Though they sleep
“The brave die never, though they sleep in dust:
Their courage nerves a thousand living men.” — Minot J. Savage
Dear readers, though I don’t typically re-blog earlier posts, today I wanted to share this one again. Arlington National Cemetery is very much on my mind for so many reasons. May this Memorial Day bring you somber reflection and grateful hope. This post was originally published five years ago, on May 27, 2013.
In April 2012, I planned to take some visiting relatives to Washington DC, where they would spend the day sightseeing. I decided that, after dropping them off in town, I would stop by Arlington National Cemetery, where a good friend of ours was interred in 2011. I also wanted to visit the grave of Earl Glenn Cobeil, whose POW bracelet I had worn while I was in high school.
In the decades since I first wept over the news that Colonel Cobeil had died in captivity, I had often sought information about him but still knew very little. On one of my visits to the Vietnam Veterans Memorial (known as “The Wall”) I had learned a few facts, including the notation that he was buried at Arlington, so I wanted to find out where his grave would be. Before leaving home that day, I made what I thought would be a brief search online to find his grave’s location.
In searching for this information, I came across the devastating truth about the savage and unrelenting torture that had led to his death. A long-buried grief stabbed at my heart again as I realized that my worst fears for this man had been less horrible than what actually happened to him. The one bright spot amid this sorrow was the discovery of contact information for his family. I resolved to write to them, and after visiting Arlington that day, walked across the bridge and into DC to The Wall.
Before taking a photo of his name there, I pulled out a tissue and polished the surface surrounding the engraved letters. A photographer with an SLR and a tripod approached me, telling me he had made “some really good photos” of me, apparently for a newspaper. I asked him if he would take a photo with my camera, and he agreed. “Touch the wall again,” he said, and I reached up and put my fingers under the name.
After taking the photo, he asked me why I was there; whether this was a family member or friend who was lost in the war. I explained to him about the POW bracelet I had worn, as had so many others in the late 60’s and early 70’s, and briefly described what I had just learned that day about how Colonel Cobeil died. I thanked him for his interest and for the photo. Later, I left this tribute at the Virtual Wall, one among many others for a man I never knew, but will never forget.
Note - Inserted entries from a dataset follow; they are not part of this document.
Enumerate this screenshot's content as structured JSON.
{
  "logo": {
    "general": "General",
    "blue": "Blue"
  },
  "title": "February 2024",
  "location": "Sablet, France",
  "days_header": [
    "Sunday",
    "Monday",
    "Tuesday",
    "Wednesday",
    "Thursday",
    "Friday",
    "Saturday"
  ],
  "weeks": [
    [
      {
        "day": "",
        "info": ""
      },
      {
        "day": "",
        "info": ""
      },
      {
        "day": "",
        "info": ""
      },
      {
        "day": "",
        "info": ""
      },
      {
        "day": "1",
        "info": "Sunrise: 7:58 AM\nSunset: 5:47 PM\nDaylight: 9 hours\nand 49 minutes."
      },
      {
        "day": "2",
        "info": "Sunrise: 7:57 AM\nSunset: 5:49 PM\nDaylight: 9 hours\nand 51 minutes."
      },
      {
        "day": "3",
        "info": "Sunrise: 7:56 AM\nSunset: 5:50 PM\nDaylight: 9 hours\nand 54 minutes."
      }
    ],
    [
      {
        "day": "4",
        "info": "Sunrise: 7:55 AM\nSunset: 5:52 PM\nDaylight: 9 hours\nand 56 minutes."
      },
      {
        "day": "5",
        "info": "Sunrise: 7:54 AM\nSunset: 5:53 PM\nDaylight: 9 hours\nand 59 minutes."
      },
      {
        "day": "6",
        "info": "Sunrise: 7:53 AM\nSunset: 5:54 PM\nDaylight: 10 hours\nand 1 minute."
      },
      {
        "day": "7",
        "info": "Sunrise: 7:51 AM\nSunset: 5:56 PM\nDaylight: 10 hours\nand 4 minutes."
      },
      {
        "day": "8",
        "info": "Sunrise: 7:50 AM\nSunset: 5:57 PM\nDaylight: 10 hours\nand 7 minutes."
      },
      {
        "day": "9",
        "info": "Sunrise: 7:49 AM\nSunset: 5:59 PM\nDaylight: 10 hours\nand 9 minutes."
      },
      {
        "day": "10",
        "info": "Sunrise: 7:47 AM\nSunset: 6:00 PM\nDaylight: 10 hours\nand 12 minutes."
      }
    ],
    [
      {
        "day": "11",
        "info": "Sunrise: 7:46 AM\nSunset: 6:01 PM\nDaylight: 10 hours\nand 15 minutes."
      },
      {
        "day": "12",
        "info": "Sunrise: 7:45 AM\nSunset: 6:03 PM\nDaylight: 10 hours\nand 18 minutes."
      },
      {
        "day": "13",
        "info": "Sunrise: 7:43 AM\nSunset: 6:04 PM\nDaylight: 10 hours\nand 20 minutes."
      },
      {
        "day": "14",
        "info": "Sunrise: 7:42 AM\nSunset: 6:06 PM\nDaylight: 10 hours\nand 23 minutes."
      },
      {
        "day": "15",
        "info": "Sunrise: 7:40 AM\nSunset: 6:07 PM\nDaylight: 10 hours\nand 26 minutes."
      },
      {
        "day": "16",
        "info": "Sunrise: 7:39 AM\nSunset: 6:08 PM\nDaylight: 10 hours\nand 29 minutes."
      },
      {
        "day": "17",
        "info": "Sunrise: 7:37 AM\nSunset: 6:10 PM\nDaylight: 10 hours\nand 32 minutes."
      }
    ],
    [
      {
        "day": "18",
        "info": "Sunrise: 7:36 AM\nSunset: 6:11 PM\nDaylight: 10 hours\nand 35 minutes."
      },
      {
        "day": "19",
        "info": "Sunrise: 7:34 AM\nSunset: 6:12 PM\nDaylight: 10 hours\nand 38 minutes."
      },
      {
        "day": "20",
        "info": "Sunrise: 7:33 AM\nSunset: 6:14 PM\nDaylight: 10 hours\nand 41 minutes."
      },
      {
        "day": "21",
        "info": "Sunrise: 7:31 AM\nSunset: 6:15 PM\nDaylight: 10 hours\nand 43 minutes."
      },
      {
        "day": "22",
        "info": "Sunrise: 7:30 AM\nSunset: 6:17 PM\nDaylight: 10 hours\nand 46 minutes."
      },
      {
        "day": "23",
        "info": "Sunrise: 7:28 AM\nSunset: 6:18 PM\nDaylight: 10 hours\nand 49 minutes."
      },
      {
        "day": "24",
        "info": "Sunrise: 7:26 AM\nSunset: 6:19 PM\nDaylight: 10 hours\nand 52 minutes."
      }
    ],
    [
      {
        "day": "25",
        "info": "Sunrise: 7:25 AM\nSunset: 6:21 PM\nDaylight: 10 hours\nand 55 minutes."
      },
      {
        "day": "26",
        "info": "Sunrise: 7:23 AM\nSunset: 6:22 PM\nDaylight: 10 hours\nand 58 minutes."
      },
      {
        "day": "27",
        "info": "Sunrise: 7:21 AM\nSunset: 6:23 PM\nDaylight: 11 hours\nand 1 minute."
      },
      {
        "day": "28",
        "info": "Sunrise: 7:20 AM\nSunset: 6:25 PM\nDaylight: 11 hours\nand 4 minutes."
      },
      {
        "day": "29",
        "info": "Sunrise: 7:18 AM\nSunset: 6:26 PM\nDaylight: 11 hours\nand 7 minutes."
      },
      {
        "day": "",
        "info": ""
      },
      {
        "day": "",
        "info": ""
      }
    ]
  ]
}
I did contact his wife Patricia, now remarried, and she called me. We had a wonderful conversation, as well as further written correspondence. In talking with her I mused that, during the years I wore the bracelet, I could never have imagined that I myself would someday be married to an Air Force Colonel. What I also never imagined was the heartbreaking news Jeff and I would soon receive about his stage IV cancer. During the very difficult early days of coming to terms with his grim prognosis and the hard battle that lay ahead for him, the courage of Colonel and Mrs. Cobeil was an inspiration and source of strength to me.
Today, I hope we all will take time to remember the brave sacrifices of countless people whose names and faces we will never know, as well as those we have loved who are no longer here with us on earth. May their legacy live on in those of us who have been blessed by their example.
May 28, 2018, a short postscript: I now have a lovely silver bracelet with a message of hope, sent to me by Colonel Cobeil’s family after I wrote them of Jeff’s diagnosis. The grave that Matt and I will one day share with Jeff is not far from that of Colonel Cobeil, an easy and lovely walk when the weather is favorable.